▶

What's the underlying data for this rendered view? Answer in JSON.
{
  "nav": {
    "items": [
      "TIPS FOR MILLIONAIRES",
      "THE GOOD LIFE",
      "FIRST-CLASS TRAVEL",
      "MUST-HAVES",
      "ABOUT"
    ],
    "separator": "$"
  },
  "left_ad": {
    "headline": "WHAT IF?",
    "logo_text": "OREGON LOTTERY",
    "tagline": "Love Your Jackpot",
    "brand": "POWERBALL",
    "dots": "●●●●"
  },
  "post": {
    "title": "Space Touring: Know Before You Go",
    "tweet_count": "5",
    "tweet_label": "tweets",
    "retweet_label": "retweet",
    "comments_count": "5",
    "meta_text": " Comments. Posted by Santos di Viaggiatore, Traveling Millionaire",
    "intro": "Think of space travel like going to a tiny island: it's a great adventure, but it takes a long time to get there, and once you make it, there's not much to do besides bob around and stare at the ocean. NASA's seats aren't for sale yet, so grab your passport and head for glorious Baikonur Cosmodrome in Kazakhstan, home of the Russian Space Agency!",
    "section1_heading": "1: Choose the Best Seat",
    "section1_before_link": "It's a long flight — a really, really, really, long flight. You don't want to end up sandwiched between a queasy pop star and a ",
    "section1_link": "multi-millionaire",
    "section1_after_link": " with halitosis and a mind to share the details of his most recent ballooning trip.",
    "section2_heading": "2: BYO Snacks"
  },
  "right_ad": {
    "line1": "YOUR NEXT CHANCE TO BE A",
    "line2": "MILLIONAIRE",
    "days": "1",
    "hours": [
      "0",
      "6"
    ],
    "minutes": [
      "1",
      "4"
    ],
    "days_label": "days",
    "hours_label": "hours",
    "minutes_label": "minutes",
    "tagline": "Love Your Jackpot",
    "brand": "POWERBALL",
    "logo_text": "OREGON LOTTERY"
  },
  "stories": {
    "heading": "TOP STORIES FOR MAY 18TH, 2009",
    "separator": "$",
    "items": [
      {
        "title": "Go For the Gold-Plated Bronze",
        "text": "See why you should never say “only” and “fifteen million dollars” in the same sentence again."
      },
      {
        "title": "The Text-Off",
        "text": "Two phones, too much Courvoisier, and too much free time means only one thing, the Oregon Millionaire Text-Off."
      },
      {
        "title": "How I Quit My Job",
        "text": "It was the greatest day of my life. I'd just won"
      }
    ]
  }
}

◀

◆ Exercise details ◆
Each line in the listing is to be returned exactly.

◆ Solution to this exercise ◆
What's the underlying data for this rendered view? Answer in JSON.
{
  "nav": {
    "items": [
      "TIPS FOR MILLIONAIRES",
      "THE GOOD LIFE",
      "FIRST-CLASS TRAVEL",
      "MUST-HAVES",
      "ABOUT"
    ],
    "separator": "$"
  },
  "left_ad": {
    "headline": "WHAT IF?",
    "logo_text": "OREGON LOTTERY",
    "tagline": "Love Your Jackpot",
    "brand": "POWERBALL",
    "dots": "●●●●"
  },
  "post": {
    "title": "Space Touring: Know Before You Go",
    "tweet_count": "5",
    "tweet_label": "tweets",
    "retweet_label": "retweet",
    "comments_count": "5",
    "meta_text": " Comments. Posted by Santos di Viaggiatore, Traveling Millionaire",
    "intro": "Think of space travel like going to a tiny island: it's a great adventure, but it takes a long time to get there, and once you make it, there's not much to do besides bob around and stare at the ocean. NASA's seats aren't for sale yet, so grab your passport and head for glorious Baikonur Cosmodrome in Kazakhstan, home of the Russian Space Agency!",
    "section1_heading": "1: Choose the Best Seat",
    "section1_before_link": "It's a long flight — a really, really, really, long flight. You don't want to end up sandwiched between a queasy pop star and a ",
    "section1_link": "multi-millionaire",
    "section1_after_link": " with halitosis and a mind to share the details of his most recent ballooning trip.",
    "section2_heading": "2: BYO Snacks"
  },
  "right_ad": {
    "line1": "YOUR NEXT CHANCE TO BE A",
    "line2": "MILLIONAIRE",
    "days": "1",
    "hours": [
      "0",
      "6"
    ],
    "minutes": [
      "1",
      "4"
    ],
    "days_label": "days",
    "hours_label": "hours",
    "minutes_label": "minutes",
    "tagline": "Love Your Jackpot",
    "brand": "POWERBALL",
    "logo_text": "OREGON LOTTERY"
  },
  "stories": {
    "heading": "TOP STORIES FOR MAY 18TH, 2009",
    "separator": "$",
    "items": [
      {
        "title": "Go For the Gold-Plated Bronze",
        "text": "See why you should never say “only” and “fifteen million dollars” in the same sentence again."
      },
      {
        "title": "The Text-Off",
        "text": "Two phones, too much Courvoisier, and too much free time means only one thing, the Oregon Millionaire Text-Off."
      },
      {
        "title": "How I Quit My Job",
        "text": "It was the greatest day of my life. I'd just won"
      }
    ]
  }
}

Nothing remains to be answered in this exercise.